Photographing this scene was an incredible experience. I was spending the night camping with a few photography friends at the Pink Lakes National Park in Sunset Country 70 km west of Ouyen, along the Mallee Highway, in far North West Victoria, Australia. The Pink Lakes get their name from the deep red pigment carotene that is secreted from the alga on the lakes. The pinkish hue of the lakes is strongest in late summer, particularly when viewed early or late in the day or under a white cloudy sky.
The lakes rarely hold much water and during summer it's common for the water to evaporate, resulting in salt crusts forming a series of seemingly random lines over the surface of the lake. While these lines provide an interesting design element and a way into abstraction, care should be taken when walking onto the lakebed. A heavy footfall could penetrate the surface and see you sink knee deep in mud. It's also wise not to lay your camera directly on the ground, which is caked in salt, and to thoroughly clean the outside of your camera and tripod with a damp cloth immediately after each shoot. Salt is high corrosive and on your return home, to prevent your tripod seizing up at its joints, it's a good idea to work some marine grade lubricant over the tripod. The lakes provided industry to the area with salt being commercially harvested between 1916 and 1975. Abounding with wildlife the visitor may well see Western Grey Kangaroo, Emu, Echidna and a variety of bird life. Springtime sees the emergence of lovely wildflowers.
I made the above image with a Leica M6 camera and Leica 35mm f2 Summicron lens with Kodak Professional Ektachrome 100VS film.
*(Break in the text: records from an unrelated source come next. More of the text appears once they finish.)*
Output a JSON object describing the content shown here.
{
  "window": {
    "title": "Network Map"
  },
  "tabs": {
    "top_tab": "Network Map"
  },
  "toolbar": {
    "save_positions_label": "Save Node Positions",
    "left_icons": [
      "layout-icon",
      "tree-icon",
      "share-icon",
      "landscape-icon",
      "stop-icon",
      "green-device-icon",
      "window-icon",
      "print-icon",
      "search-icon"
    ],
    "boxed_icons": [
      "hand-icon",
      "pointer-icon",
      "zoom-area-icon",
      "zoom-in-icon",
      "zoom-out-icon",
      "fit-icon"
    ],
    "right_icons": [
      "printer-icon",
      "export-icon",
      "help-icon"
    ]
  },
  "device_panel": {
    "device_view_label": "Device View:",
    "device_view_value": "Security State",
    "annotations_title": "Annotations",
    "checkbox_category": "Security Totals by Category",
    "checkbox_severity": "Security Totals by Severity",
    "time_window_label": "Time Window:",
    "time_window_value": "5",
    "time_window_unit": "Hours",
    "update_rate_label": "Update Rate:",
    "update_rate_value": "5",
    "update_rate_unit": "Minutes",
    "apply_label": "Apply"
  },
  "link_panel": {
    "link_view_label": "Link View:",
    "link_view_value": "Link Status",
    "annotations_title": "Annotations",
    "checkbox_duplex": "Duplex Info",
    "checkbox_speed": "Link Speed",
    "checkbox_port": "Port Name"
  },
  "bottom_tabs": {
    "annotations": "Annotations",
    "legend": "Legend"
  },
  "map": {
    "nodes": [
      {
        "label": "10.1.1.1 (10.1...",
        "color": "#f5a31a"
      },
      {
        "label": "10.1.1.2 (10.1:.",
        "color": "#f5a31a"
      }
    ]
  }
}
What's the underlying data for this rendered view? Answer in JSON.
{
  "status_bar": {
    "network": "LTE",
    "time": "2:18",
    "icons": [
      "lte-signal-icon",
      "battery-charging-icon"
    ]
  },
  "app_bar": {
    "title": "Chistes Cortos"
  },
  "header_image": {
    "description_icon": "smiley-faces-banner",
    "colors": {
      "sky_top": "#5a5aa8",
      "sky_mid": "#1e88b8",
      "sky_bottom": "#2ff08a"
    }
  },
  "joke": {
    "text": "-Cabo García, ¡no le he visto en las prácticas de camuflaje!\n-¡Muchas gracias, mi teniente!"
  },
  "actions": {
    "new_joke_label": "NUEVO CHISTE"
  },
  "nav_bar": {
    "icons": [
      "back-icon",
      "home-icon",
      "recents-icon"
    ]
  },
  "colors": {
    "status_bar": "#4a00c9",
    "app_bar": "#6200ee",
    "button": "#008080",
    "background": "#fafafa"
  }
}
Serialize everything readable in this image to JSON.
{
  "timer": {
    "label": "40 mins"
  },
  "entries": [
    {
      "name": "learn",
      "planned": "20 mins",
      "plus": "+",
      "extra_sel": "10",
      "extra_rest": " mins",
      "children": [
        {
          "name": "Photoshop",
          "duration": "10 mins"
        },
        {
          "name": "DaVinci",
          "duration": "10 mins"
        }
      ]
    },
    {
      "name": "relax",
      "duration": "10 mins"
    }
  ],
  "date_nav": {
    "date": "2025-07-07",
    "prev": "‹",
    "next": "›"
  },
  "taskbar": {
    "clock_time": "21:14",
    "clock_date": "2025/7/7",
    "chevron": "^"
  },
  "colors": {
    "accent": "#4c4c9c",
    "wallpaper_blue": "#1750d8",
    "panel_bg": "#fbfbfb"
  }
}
Image processing was done in Adobe Camera RAW and Adobe Photoshop CS3.